(App and web page records)
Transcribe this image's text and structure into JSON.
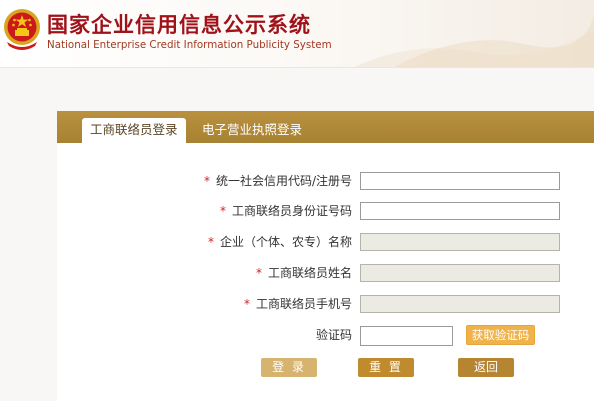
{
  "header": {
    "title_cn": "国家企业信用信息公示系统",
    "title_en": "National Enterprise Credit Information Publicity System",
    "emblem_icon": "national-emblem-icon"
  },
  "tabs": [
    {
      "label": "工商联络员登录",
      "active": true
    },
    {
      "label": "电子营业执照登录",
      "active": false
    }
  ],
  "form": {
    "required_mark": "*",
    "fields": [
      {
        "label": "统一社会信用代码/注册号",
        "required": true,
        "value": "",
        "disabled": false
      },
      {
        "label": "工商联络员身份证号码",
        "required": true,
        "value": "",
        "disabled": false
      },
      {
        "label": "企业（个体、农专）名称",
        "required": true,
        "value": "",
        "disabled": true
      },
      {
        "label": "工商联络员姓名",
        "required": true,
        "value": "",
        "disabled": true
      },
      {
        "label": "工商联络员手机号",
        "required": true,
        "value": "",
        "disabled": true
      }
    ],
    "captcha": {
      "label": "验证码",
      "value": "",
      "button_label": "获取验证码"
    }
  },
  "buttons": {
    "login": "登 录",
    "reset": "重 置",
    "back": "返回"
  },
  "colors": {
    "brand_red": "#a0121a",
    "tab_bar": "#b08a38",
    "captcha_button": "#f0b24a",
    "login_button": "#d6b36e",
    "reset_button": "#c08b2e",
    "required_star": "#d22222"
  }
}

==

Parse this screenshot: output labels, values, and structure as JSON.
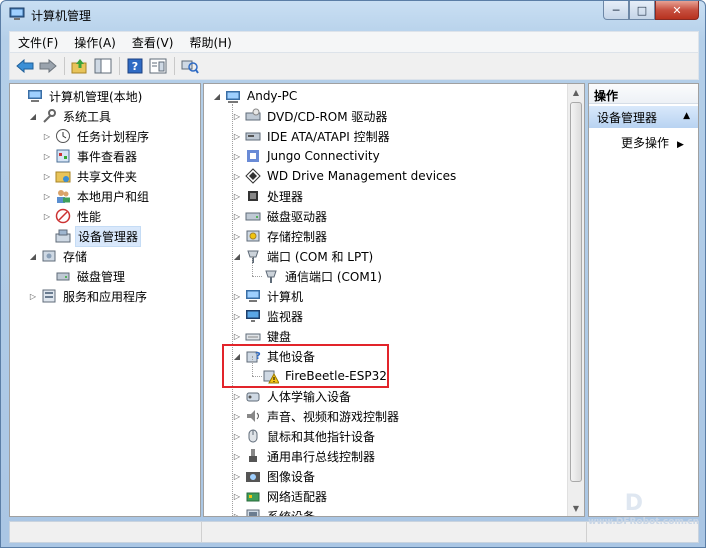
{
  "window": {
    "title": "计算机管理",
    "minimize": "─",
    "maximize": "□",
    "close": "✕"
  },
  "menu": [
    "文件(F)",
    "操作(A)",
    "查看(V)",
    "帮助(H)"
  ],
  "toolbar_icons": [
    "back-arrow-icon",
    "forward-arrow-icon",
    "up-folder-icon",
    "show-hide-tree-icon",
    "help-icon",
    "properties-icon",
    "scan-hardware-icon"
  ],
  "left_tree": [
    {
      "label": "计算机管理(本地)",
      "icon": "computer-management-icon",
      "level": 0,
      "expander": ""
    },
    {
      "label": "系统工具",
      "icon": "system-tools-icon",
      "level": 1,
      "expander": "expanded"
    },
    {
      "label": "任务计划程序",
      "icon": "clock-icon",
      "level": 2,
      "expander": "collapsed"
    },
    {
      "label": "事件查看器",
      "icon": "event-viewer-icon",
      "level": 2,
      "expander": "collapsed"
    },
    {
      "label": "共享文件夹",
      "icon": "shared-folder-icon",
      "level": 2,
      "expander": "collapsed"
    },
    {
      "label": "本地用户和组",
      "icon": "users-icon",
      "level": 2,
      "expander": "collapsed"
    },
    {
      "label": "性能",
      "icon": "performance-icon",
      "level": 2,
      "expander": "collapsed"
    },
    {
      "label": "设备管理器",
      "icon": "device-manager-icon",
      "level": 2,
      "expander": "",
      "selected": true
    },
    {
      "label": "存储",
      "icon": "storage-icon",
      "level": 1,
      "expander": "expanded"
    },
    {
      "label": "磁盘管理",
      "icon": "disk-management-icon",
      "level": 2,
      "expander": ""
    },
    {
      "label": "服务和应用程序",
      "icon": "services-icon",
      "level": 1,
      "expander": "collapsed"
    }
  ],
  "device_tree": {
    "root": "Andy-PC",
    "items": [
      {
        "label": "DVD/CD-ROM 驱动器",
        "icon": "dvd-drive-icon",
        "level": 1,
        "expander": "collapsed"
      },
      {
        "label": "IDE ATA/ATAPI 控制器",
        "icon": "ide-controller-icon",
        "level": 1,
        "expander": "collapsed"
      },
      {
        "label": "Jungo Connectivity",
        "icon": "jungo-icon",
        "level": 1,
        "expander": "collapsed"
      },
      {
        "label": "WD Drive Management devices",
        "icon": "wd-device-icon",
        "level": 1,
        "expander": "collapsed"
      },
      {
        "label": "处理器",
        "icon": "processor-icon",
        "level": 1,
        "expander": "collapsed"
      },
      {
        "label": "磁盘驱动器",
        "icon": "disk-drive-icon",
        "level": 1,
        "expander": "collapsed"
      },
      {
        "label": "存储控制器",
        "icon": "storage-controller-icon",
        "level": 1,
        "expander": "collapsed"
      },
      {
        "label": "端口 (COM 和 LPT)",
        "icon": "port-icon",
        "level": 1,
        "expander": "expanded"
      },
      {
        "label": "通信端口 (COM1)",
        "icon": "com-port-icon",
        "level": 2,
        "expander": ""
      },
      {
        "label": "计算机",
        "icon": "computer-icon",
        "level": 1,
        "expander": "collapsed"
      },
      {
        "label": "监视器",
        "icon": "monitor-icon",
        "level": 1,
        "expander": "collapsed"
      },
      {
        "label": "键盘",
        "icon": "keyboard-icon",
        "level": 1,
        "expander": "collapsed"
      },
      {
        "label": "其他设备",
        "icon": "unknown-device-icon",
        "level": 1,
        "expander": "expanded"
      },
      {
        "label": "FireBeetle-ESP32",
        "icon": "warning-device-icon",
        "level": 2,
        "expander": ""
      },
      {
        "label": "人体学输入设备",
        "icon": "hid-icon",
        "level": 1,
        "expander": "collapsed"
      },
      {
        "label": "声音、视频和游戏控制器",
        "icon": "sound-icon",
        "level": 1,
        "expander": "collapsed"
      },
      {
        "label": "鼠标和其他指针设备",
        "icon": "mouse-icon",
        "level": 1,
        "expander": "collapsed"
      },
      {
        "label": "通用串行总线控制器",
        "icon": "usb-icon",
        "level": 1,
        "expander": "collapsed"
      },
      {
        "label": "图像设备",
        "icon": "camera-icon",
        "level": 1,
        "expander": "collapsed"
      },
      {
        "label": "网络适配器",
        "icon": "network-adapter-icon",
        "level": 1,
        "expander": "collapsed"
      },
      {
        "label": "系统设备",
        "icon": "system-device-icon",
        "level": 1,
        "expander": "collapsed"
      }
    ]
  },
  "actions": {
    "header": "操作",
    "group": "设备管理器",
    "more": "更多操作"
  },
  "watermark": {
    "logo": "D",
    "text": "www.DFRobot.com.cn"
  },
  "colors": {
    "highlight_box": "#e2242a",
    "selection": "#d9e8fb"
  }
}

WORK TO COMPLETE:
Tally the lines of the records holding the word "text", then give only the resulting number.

COMPLETED TASK:
2